* [Problem to solve] Each line of the entries that mentions the string "JSON" needs to be reported.

Dataset entries:
* * *

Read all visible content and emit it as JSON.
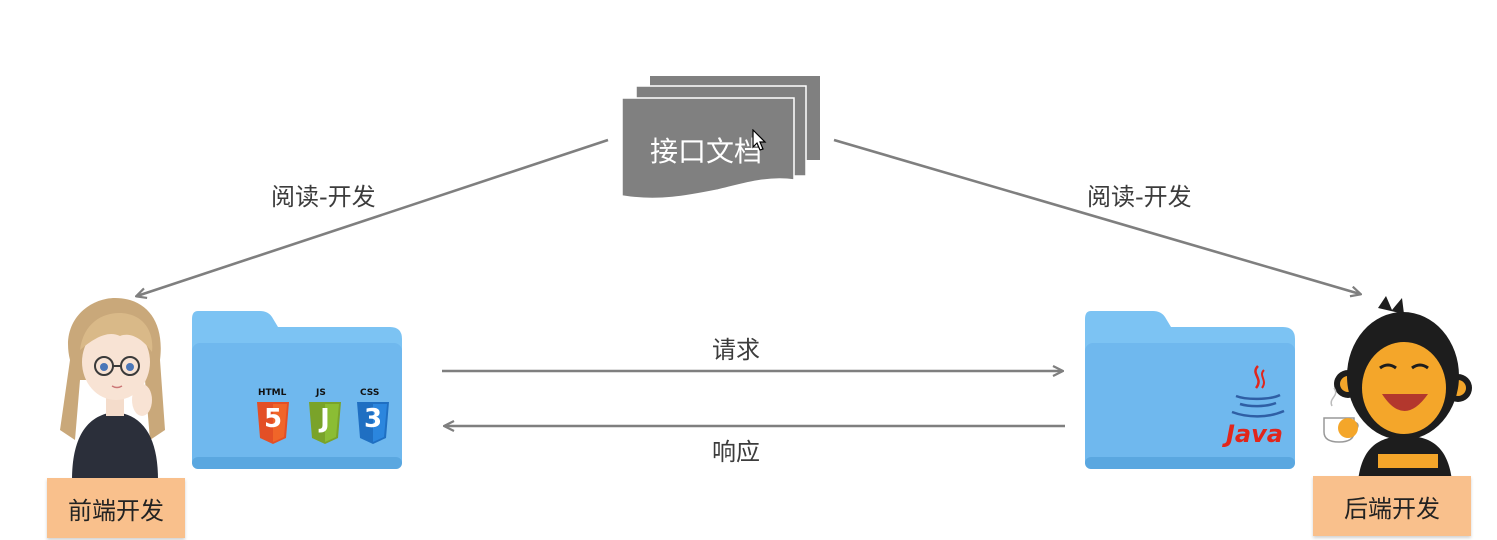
{
  "document": {
    "label": "接口文档"
  },
  "left_arrow": {
    "label": "阅读-开发"
  },
  "right_arrow": {
    "label": "阅读-开发"
  },
  "request": {
    "label": "请求"
  },
  "response": {
    "label": "响应"
  },
  "frontend": {
    "role_label": "前端开发",
    "badges": [
      "HTML",
      "JS",
      "CSS"
    ],
    "badge_numbers": [
      "5",
      "J",
      "3"
    ]
  },
  "backend": {
    "role_label": "后端开发",
    "logo_text": "Java"
  },
  "colors": {
    "document_fill": "#808080",
    "arrow": "#7f7f7f",
    "folder": "#7cc3f3",
    "role_box": "#f9c08c",
    "html5": "#e34f26",
    "js": "#7aa32a",
    "css3": "#1f6fc2",
    "java_red": "#e1261c"
  }
}
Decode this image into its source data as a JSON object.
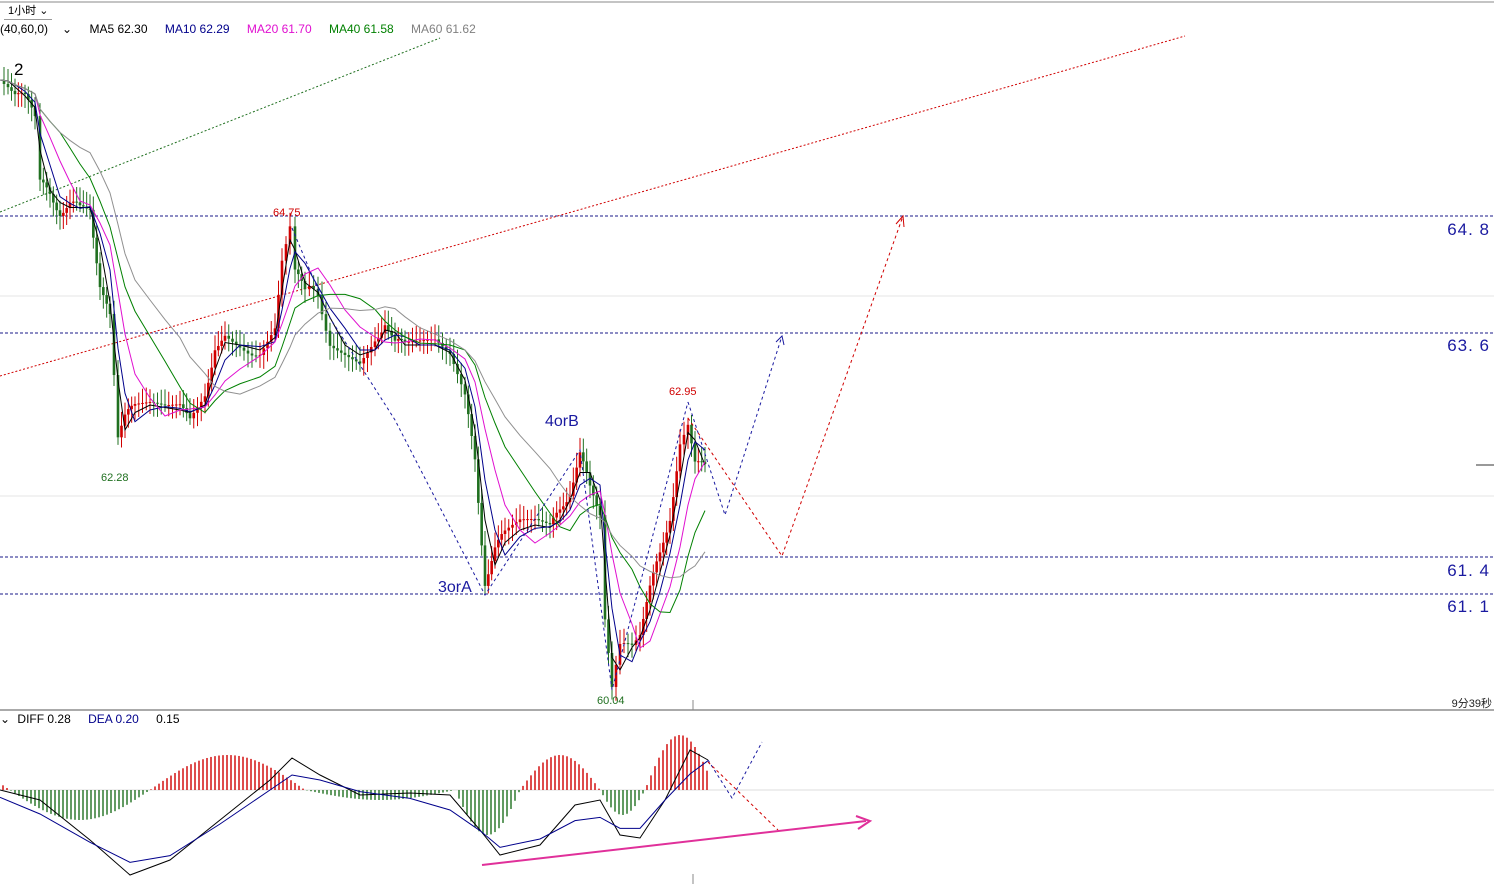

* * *

* [Result of the task]
Read all visible content and emit it as JSON.
Decode this image into its source data as a JSON object.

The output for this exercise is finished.